Most of us are aware of the perils of buying apparently genuine electronics from non-official suppliers. Purchasing on some websites can be scarcely more reliable than picking up goods off the back of a lorry from someone you met in the pub.
Ebay does offer a money-back guarantee in most, though not all, circumstances, but that’s scant comfort when the high-end headphones you ordered turn out to be a pair of tin cans glued together in a back-street garage somewhere.
But there is another category of import which can, if you’re careful, yield a genuine bargain.
The so-called grey market is comprised of genuine products that have bypassed the normal retail channels and made their way to independent dealers – usually, though not exclusively, online.
Cameras, phones, watches and associated accessories are among the small consumer items produced for worldwide consumption, whose distribution channels are controlled by their manufacturers. Typically, each maintains an agent in the UK which handles the local retail network and underwrites the guarantees.

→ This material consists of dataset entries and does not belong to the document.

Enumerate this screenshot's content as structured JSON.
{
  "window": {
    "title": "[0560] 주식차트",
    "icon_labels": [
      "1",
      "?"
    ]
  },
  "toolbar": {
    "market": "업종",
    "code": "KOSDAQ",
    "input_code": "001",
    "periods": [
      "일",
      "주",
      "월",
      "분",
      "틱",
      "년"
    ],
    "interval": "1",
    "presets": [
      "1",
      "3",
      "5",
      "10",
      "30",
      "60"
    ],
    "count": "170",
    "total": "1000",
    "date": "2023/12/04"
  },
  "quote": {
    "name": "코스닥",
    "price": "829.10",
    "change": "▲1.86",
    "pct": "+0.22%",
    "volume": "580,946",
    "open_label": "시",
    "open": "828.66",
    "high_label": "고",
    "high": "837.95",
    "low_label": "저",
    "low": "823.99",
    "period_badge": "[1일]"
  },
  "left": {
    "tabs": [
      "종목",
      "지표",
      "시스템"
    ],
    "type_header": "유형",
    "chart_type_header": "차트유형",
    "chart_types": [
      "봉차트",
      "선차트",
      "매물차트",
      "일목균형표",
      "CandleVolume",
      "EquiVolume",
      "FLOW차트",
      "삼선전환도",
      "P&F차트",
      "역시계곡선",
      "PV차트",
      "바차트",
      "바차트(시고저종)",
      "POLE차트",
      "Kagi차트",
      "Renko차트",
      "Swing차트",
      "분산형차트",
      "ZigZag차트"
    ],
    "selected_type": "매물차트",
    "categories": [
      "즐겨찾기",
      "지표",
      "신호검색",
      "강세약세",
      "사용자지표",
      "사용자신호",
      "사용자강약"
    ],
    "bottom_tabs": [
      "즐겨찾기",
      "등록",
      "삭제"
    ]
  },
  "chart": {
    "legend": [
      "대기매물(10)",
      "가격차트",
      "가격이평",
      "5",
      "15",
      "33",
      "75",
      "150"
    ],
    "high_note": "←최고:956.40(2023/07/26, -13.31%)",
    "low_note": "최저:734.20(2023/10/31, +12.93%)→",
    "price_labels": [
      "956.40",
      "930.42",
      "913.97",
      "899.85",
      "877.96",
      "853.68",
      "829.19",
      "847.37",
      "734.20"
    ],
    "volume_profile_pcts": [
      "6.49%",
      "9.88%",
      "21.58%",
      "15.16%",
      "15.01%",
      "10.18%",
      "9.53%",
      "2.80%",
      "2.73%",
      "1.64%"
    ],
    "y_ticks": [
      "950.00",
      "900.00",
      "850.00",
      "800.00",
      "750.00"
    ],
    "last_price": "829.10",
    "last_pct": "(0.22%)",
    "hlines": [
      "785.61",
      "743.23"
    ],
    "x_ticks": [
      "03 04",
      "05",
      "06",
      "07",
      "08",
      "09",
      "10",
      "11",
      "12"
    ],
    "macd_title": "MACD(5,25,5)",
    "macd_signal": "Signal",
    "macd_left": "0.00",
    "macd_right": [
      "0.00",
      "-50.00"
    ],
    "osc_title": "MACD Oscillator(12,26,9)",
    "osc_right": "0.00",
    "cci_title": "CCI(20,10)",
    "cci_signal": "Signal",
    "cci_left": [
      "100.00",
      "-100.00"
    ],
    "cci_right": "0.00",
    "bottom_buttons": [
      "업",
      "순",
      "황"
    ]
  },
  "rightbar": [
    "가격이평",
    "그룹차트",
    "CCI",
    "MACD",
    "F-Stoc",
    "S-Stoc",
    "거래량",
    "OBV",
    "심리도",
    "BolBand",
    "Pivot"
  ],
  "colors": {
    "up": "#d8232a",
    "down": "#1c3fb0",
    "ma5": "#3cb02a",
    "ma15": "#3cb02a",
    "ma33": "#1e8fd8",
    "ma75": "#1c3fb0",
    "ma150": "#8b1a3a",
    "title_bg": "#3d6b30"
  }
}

But it’s not unusual for goods intended for other markets to find their way here; indeed, there is a regular supply. There are even more available offshore, held by agents who will happily ship them directly to you, for substantially less than the standard price. Galaxy S7 Edge mobile phones by Samsung have been offered at £530, a saving of £90, and iPad Pro tablets for £650 instead of £800.
Is this legal? It depends on what exactly you’re buying, but almost certainly it is. If you buy from abroad, it is you, rather than from the manufacturer’s main agent, who becomes the importer, and that’s perfectly in order so long as you pay the necessary duty. Only if you are importing large numbers of a product that the manufacturer actively wants to keep out of the UK are you likely to incur their displeasure.
However, you should check the small print carefully to determine whether VAT is included in the price. If not, you will liable for it on receipt. You may also have to pay a fee for getting the package through customs.
If you buy from a UK specialist in grey items, you can leave the importing to them and buy in pretty much the same way as you would normally. You will probably find the manufacturer’s guarantee in the UK invalid, but several of these unofficial suppliers offer warranties of their own, underwritten by an insurer. Companies like this often deal in cameras and other goods for the knowledgeable, hobbyist market and are highly regarded in their field. All the same, they tend to be warehousing operations, not friendly neighbourhood retailers.
Grey imports are never going to be entirely risk-free. Phones in particular must be suitable for use on UK networks, and any goods should ideally be compatible with batteries and other accessories you might want to pick up later.
But you can take precautions; if you pay with Paypal, you are protected if the goods are not as described, even if the seller is outside the reach of British law. This is particularly helpful if you are sent an out-and-out fake by someone who claimed it to be genuine.
The general rule of thumb is to look for feedback from customers in the UK that strikes you as genuine. If you can’t find any, move quickly on, and keep in mind that if a price looks too good to be true, even by grey standards, it almost certainly is.